Most people don’t aspire to have an Ashok Leyland parked in their garage. Knowing this, Ashok Leyland’s first passenger vehicle, the Stile, is unabashedly courting taxi and fleet operators. So why are we driving one? Because you and I could buy a Stile for personal use if we wish. All you need is the address of one of its far-flung showrooms and plan the long hike there. But will it be worth the trouble?
Clearly, the Stile’s main draw isn’t its styling. Its slabby sides and workhorse aura will be a tripping point for most families. However, the longer grille, restyled bumpers and prominent double-barrel headlamps give it vital road presence. The 15-inch alloy wheels, offered as an option on the mid-level LS and top-end LX variant, do their bit to add a touch of style. The tread pattern of the 185/65 R15 JK Vectras also increases the Stile’s appeal when compared to the standard LT tyres. Also, we can’t help but praise the soft-satin finish used for the logos.

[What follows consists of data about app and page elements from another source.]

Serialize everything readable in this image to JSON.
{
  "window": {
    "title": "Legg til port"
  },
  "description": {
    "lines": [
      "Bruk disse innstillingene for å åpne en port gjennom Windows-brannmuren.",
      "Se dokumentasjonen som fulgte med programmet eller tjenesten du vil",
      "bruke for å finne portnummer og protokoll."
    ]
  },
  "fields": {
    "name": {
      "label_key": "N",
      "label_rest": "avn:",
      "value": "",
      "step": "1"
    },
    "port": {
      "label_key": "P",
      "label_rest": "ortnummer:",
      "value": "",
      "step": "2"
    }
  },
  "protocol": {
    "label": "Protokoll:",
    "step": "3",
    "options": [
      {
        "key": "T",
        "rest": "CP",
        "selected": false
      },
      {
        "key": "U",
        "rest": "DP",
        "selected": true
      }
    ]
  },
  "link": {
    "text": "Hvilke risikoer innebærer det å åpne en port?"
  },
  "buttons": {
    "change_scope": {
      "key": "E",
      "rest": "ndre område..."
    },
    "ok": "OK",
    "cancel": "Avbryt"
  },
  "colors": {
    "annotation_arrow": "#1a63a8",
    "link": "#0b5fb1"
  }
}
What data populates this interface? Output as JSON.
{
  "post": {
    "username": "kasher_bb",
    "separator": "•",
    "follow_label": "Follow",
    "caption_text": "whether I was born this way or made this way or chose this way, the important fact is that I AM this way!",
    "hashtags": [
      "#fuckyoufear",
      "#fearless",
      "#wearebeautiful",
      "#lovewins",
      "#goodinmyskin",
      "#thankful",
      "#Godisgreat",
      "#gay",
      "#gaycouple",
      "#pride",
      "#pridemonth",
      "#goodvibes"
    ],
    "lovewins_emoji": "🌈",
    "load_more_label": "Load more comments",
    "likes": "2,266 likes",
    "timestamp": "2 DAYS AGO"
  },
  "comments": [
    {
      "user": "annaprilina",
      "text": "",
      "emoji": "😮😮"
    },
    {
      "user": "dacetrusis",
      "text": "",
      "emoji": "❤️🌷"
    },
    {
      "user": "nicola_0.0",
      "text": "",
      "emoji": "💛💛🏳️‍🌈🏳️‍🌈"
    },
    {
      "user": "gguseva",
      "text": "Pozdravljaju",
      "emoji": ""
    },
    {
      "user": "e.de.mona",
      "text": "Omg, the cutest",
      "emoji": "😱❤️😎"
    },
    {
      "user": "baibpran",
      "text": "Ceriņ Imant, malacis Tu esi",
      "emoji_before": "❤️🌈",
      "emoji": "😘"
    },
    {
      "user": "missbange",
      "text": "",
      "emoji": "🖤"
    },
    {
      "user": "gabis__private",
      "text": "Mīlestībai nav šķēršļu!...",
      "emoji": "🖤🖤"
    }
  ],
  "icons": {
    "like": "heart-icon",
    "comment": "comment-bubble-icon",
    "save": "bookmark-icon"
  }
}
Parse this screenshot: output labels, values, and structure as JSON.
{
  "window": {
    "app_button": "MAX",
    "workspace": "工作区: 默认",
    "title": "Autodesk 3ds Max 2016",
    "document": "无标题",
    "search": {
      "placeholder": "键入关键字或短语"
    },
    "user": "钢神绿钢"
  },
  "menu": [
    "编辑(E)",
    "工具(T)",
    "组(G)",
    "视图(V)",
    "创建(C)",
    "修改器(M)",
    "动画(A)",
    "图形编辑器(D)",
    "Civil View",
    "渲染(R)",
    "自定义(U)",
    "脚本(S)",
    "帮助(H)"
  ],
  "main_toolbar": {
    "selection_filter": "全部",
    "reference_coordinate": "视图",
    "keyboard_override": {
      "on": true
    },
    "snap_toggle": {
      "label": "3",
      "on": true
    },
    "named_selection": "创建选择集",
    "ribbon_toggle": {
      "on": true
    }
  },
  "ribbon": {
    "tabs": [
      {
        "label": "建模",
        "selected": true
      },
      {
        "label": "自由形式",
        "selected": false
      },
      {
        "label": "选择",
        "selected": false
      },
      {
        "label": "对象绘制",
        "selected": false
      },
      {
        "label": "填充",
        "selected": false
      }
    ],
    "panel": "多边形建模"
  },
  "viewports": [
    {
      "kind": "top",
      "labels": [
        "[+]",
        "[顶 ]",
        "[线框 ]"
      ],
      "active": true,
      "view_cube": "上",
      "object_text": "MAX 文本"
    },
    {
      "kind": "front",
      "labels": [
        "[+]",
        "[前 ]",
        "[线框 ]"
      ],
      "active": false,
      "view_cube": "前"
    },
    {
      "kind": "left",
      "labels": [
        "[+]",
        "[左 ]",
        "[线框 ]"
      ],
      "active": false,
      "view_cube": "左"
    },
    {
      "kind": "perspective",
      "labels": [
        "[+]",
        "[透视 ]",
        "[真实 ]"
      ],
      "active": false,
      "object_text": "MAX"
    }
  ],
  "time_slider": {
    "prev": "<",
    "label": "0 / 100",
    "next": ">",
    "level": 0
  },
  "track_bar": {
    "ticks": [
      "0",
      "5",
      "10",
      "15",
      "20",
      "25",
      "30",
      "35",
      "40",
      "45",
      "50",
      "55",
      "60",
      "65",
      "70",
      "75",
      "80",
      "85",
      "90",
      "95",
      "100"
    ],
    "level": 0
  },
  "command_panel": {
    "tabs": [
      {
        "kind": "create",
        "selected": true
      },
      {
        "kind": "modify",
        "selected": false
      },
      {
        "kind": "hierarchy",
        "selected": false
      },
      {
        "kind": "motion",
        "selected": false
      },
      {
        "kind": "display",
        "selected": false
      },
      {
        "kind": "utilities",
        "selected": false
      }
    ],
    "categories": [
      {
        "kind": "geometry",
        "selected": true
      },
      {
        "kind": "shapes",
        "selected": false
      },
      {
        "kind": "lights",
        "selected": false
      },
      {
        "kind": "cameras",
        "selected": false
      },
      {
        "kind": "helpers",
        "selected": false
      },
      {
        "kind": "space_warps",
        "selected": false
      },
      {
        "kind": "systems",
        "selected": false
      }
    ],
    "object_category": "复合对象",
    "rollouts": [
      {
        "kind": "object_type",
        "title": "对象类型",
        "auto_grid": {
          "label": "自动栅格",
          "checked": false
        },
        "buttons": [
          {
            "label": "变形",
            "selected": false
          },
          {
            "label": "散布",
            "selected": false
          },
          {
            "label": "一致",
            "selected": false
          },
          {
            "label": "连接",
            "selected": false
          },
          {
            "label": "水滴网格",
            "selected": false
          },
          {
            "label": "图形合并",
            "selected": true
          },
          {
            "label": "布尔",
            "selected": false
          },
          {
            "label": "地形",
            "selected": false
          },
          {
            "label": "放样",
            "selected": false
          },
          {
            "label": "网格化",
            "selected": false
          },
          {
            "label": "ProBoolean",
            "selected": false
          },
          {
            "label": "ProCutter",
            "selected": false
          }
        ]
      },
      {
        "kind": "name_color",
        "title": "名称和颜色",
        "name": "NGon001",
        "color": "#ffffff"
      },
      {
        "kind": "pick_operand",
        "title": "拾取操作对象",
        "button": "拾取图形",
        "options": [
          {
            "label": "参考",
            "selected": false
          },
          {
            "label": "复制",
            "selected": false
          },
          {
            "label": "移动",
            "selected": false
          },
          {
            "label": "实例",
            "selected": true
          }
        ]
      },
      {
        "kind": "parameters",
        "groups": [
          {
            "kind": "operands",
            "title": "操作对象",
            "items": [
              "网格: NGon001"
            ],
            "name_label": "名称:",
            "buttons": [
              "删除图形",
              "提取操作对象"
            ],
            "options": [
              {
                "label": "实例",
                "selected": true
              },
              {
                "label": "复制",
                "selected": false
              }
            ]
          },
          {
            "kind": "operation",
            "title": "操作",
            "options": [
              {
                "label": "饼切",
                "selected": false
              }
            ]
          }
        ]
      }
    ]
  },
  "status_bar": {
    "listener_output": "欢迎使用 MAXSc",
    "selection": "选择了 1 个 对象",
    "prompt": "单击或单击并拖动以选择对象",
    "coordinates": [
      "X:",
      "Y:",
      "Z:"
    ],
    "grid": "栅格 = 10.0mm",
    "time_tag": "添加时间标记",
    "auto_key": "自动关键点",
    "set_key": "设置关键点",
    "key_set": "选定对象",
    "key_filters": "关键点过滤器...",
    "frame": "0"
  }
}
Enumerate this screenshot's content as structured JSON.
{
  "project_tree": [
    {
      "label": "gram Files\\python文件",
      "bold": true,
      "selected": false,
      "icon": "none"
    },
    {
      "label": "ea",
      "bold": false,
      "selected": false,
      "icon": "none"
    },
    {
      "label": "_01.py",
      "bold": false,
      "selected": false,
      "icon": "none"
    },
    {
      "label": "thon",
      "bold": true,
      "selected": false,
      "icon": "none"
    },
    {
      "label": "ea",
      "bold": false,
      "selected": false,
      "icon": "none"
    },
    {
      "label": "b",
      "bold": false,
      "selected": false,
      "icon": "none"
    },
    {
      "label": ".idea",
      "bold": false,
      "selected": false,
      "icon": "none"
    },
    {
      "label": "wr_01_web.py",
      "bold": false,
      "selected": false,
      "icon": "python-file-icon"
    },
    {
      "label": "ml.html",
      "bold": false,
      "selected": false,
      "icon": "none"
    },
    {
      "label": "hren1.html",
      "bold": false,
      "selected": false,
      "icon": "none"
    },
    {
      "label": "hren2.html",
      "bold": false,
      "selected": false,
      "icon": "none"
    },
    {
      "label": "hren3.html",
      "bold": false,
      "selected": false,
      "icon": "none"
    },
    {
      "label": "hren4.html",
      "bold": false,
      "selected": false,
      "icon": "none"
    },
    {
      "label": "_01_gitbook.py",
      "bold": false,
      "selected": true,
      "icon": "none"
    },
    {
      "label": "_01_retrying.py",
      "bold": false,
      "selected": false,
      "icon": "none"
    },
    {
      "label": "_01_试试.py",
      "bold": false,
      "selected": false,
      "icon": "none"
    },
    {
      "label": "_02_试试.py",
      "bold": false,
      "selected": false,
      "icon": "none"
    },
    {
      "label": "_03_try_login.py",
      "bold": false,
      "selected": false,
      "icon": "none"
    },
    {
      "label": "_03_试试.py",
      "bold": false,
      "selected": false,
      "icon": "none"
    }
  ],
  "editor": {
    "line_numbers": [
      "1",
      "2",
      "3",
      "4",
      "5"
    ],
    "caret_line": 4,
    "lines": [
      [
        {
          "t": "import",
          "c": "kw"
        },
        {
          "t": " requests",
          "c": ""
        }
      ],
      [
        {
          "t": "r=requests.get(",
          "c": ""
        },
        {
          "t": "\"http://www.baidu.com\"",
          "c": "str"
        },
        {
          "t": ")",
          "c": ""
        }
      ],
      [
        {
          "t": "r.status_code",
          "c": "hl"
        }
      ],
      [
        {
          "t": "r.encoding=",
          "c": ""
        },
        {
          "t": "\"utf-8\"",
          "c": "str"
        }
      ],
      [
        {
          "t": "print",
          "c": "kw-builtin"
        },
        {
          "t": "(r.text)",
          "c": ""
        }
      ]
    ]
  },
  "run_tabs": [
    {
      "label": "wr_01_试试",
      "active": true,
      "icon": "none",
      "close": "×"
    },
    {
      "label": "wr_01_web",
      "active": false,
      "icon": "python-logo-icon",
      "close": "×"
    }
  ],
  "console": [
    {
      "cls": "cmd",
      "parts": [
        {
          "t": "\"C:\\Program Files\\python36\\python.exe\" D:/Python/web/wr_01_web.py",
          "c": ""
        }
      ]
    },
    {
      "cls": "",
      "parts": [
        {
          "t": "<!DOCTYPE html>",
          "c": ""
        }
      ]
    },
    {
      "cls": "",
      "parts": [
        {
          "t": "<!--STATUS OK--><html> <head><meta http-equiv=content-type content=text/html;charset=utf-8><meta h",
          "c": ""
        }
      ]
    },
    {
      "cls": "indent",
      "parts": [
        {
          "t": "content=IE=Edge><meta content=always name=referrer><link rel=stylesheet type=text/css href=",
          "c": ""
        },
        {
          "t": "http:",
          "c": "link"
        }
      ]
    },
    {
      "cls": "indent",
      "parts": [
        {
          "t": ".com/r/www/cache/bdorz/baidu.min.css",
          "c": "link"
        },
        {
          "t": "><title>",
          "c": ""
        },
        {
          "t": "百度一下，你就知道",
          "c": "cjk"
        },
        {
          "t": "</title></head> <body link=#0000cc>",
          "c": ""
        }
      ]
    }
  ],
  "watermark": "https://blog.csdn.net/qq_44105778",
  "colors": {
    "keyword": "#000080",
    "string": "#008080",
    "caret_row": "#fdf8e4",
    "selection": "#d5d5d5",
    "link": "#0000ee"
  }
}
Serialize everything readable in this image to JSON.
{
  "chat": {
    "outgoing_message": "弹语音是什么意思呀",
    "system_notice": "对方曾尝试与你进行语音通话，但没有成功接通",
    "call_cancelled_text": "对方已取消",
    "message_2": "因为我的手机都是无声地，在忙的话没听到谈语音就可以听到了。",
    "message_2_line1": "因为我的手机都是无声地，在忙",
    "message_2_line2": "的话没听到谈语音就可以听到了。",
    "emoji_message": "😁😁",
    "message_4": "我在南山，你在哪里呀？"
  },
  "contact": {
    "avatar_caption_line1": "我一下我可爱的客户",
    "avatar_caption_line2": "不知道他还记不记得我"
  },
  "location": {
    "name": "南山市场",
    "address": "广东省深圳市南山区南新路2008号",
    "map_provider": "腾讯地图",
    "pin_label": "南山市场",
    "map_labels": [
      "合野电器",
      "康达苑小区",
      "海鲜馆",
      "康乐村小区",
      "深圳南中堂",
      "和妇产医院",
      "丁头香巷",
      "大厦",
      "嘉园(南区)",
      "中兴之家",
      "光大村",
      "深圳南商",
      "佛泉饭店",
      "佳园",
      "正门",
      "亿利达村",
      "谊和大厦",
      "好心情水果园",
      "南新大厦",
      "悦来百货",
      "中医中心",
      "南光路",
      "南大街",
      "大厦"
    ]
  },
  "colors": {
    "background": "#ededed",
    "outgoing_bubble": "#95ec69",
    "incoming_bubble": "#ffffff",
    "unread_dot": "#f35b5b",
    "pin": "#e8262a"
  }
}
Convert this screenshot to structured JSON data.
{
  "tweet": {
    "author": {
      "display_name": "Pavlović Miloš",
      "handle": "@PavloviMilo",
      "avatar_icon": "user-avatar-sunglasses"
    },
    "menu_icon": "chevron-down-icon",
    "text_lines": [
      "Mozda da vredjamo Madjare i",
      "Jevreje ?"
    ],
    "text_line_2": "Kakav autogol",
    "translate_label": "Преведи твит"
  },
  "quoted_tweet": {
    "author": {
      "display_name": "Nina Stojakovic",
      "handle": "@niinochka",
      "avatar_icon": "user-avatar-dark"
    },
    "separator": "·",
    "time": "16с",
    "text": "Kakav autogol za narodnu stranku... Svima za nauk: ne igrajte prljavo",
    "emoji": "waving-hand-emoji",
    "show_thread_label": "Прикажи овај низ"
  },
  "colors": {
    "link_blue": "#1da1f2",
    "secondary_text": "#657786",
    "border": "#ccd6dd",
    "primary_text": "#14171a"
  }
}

On the inside, the Stile is quite basic. Only the top-end LX variant boasts of fabric seats and chrome finish for the centre console, although central locking is offered from the mid-level variant. The music system, reversing camera and safety features such as ABS, EBD and airbags have been scratched off the equipment list altogether.
Space, though, is available in plenty. The second row has sliding windows, which are of little use, but the sliding captain seats are very handy – they open up enough legroom to comfortably accommodate adults at the back. However, the Stile does without air-con vents for the third row of seats. The large, flat tailgate flips open to reveal a healthy-sized boot even with all three rows up. The flexibility of carrying big or large quantities of luggage is limited as the third row is bolted to the floor.
The Stile’s front wheels are driven by a detuned version of Renault’s 85bhp 1.5-litre K9K diesel motor. The engine, despite losing 11bhp of power and 1.54kgm of torque, is effortless at low to mid speeds and has adequate responsiveness even at higher rpms. Ashok Leyland claims to have remapped the ECU to deliver the best possible fuel efficiency even in the harshest of driving conditions. To further this objective, the 4th and 5th gears are overdriven on the Stile. Driving this people carrier is no chore either. The steering is well-weighted and direct, the clutch pedal is light, the view from the driver’s seat is commanding and its U-turns are tightly executed. However, reversing will require some care.
On the whole, the Stile is comfortable to be in. The suspension impresses over rough sections, and dishes out composed dynamics at speed. However, the simple leaf spring suspension at the rear gives it some amount of body movement as it surfs along at highway speeds.
What tips the balance in the Stile’s favour? The base LE variant of the Stile undercuts the base Evalia by Rs 1.75 lakh, while the top-end LX variant is priced at Rs 9.5 lakh. The Stile isn’t cheap and considering the equipment that’s missing, you wonder whether Ashok Leyland could have offered a better price for the LX. However, the Stile offers families a robustly engineered, spacious, competent and no-frills MPV at a reasonable price tag. For some, that will be enough.